The impressive monument to the founder of St Petersburg, Peter the Great, stands on Senatskaia Ploschad (Square), facing the Neva River and surrounded by the Admiralty, St Isaac's Cathedral and the buildings of the former Senate and Synod, the civil and religious governing bodies of pre-revolutionary Russia. The monument was meant to be a tribute by Catherine the Great to her famous predecessor on the Russian throne. Being a German princess by birth, she wanted to establish a line of continuity with the earlier Russian monarchs. For that reason an inscription on the monument reads in Latin and Russian: Petro Primo Catarina Secunda - To Peter the First from Catherine the Second.
The equestrian statue of Peter the Great, created by the famous French sculptor Etienne Maurice Falconet, depicts the most prominent reformer of Russia as a Roman hero. The pedestal is made of a single piece of red granite in a shape of a cliff. From the top of this "cliff" Peter shows the way for Russia, while his horse steps on a snake, which represents the enemies of Peter and his reforms. Ironically, the "evil" snake serves as a third point of support for the statue.
According to a 19th century legend, enemy forces will never take St. Petersburg while the "Bronze horseman" stands in the middle of the city. During the Second World War the statue was not taken down, but was protected with sand bags and a wooden shelter. In that way, the monument survived the 900-day Siege of Leningrad virtually unhurt.
Ca 1930 sold by the antikvariat to an unknown American buyer. In the 1930's bought by A la Vieille Russie , New York. Around 1944 bought by Lillian Thomas Pratt. 1947 collection of the late Lillian Thomas Pratt, willed to the Virginia Museum of Fine Arts, Richmond, USA.
Update 2016. Courtesy Fabergé Research Site, Newsletter Spring 2016:
"Through the generosity of the curatorial staff of the Virginia Museum of Fine Arts two miniatures (each only 1 9/16 in. high) from the 1903 Peter the Great Egg photographed during the museum's conservation project are shown below with [Vasilii] Zuiev's signature, В. Зуевь". (In centimeters, this is 3,96 cm, height of Egg is 11,1 cm. aw).
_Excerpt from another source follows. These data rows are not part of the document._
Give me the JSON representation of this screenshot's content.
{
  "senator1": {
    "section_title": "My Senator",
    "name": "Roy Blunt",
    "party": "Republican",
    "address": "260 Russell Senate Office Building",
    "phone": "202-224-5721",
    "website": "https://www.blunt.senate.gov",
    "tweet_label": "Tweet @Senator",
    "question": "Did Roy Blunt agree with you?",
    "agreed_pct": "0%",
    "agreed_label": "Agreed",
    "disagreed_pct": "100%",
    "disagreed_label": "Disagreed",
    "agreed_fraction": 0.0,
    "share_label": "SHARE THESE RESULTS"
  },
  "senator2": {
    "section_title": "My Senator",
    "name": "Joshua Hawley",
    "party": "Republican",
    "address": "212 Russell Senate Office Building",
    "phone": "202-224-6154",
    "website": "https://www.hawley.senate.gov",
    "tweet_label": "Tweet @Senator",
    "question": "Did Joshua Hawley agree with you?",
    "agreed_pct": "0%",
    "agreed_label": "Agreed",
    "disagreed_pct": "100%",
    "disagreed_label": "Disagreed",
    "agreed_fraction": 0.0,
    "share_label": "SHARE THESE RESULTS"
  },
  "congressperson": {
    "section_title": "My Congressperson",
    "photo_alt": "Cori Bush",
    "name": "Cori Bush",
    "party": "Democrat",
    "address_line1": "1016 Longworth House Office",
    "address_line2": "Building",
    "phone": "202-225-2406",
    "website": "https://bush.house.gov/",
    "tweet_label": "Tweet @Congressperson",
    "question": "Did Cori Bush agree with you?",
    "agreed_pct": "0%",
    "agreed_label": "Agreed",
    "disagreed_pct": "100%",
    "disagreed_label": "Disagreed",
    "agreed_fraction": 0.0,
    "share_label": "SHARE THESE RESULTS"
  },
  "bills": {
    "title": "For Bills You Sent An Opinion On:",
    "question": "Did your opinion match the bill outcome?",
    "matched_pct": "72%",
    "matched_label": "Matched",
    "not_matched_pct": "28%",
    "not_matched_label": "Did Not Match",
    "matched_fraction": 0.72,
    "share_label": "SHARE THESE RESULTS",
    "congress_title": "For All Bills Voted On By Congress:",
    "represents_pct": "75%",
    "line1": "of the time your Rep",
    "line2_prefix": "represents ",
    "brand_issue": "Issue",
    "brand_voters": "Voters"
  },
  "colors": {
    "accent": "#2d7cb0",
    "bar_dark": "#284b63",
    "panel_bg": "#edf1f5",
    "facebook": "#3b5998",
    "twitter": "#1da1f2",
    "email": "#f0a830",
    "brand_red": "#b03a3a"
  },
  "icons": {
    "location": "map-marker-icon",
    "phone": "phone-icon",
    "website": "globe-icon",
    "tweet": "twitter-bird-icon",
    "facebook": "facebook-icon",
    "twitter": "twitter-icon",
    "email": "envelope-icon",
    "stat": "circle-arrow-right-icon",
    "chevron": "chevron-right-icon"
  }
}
Update oktober 2016
Read all about this and the other four Imperial Easter Eggs housed in the Virginia Museum of Fine Arts on this new page! You can experience the Eggs in 360° and watch videos of the Eggs.
When you download the App, (App Store or Google Play) you can read about the historic backrounds of the "key players", journey through a classic Russian fairytale and create virtual miniature egg charms!
To watch the Egg and see the beautiful details by using the Zoom function, go to the Zoom functie on its VMFA webpagina by clicking here!
Half-open Peter the Great Egg (courtesy The Daily Star November 2016)
Page updated: December 21, 2016